The Biden administration will spend an additional $1 billion on rapid at-home COVID-19 tests, a White House official confirmed Wednesday.
Why it matters: Despite vaccination efforts, public health officials have said rapid home tests will be essential for businesses, homes and schools to get back on track to normalcy.
The big picture: The announcement follows Monday’s news by the Food and Drug Administration to allow the sale of an antigen test from U.S.-based Acon Laboratories.
In February, the administration committed $1.6 billion to supply rapid tests to schools and underserved communities.
Details: The administration plans to triple the number of at-home tests on the market by early November and quadruple that number by December, giving the U.S. 200 million tests per month.

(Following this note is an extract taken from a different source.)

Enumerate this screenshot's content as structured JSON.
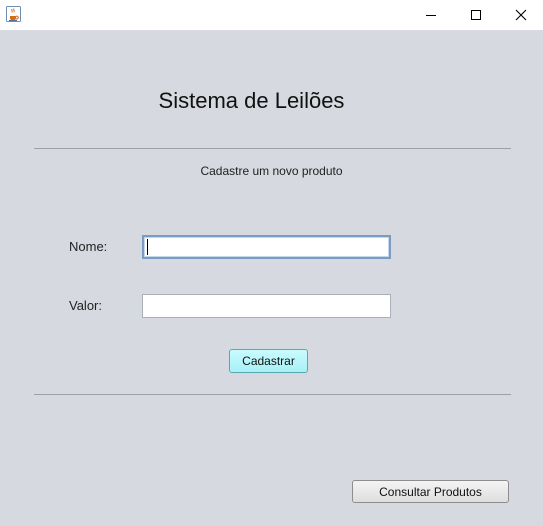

The White House also plans to announce they’ll commit to double the number of pharmacies in the federal government’s free testing program to 20,000 locations. Community-based free testing sites would bring the total number to 30,000.White House testing director Carole Johnson said on NBC News Wednesday that the administration has also secured commitments from leading retailers to sell the tests at cost and that it is arranging for tests to be distributed through food banks and community health centers.
What to watch: Public health experts have said the number of tests in circulation is not nearly enough, arguing that the FDA has been dragging its feet on emergency authorizations for tests that are available in other countries.

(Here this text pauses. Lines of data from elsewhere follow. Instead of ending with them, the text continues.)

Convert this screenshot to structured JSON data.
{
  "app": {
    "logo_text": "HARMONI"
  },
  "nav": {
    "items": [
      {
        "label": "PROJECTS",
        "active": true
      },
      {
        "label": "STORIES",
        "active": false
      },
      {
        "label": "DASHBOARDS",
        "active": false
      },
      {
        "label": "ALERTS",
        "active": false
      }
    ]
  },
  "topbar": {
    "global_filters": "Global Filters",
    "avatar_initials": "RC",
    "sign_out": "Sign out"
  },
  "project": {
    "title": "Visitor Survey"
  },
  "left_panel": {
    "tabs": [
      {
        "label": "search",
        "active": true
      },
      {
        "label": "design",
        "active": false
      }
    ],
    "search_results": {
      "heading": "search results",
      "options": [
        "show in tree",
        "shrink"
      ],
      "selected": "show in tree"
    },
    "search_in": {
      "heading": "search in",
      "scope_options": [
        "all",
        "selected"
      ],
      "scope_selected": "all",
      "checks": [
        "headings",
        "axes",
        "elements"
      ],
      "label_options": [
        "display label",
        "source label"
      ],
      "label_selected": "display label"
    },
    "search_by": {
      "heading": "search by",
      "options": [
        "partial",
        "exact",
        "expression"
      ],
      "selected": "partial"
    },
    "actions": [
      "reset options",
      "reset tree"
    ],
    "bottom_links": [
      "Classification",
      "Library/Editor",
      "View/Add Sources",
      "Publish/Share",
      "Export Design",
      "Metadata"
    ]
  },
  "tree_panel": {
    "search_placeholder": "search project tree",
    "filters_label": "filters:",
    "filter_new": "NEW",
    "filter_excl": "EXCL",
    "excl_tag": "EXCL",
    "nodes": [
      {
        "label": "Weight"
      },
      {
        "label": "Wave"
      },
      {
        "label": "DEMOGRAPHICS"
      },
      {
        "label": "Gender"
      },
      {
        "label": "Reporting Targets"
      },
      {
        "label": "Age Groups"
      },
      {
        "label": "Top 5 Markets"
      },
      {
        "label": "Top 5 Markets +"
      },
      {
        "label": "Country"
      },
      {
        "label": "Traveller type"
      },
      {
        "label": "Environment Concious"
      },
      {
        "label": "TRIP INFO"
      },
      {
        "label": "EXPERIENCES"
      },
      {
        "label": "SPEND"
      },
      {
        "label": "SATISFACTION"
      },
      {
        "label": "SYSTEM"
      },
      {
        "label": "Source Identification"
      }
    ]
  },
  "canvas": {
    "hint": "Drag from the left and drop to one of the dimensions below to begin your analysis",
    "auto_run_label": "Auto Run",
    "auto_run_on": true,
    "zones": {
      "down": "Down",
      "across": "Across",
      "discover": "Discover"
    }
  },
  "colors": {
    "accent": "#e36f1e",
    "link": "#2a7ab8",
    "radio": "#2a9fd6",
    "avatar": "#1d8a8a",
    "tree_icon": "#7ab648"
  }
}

The FDA has expressed concern regarding the accuracy these tests have compared to the PCR tests evaluated in labs that typically take several days for results.”Importantly, with these investments, there will not just be more tests on the market, but we expect much more affordable tests on the market,” per a White House official.
What they’re saying: Michael Mina, a Harvard University epidemiologist who has advocated for at-home testing, called the announcement “huge news,” but said increasing testing is multi-fold:

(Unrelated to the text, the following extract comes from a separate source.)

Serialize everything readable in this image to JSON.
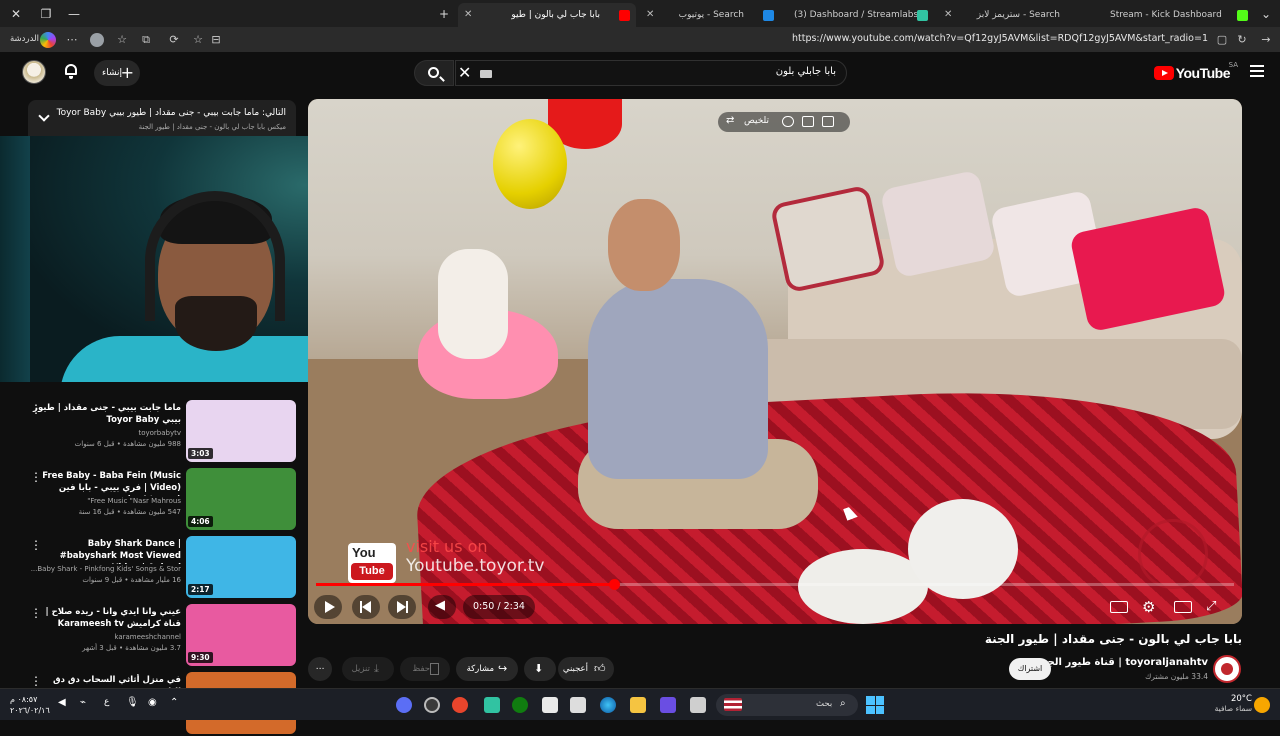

“We can’t simply produce tests and assume they’ll eliminate spread. We need strategy,” Mina tweeted Wednesday. “Just as [the U.S. government] is supporting purchase of tests, they should support businesses & schools by providing critical tools that will enable the tests to be reliably used.”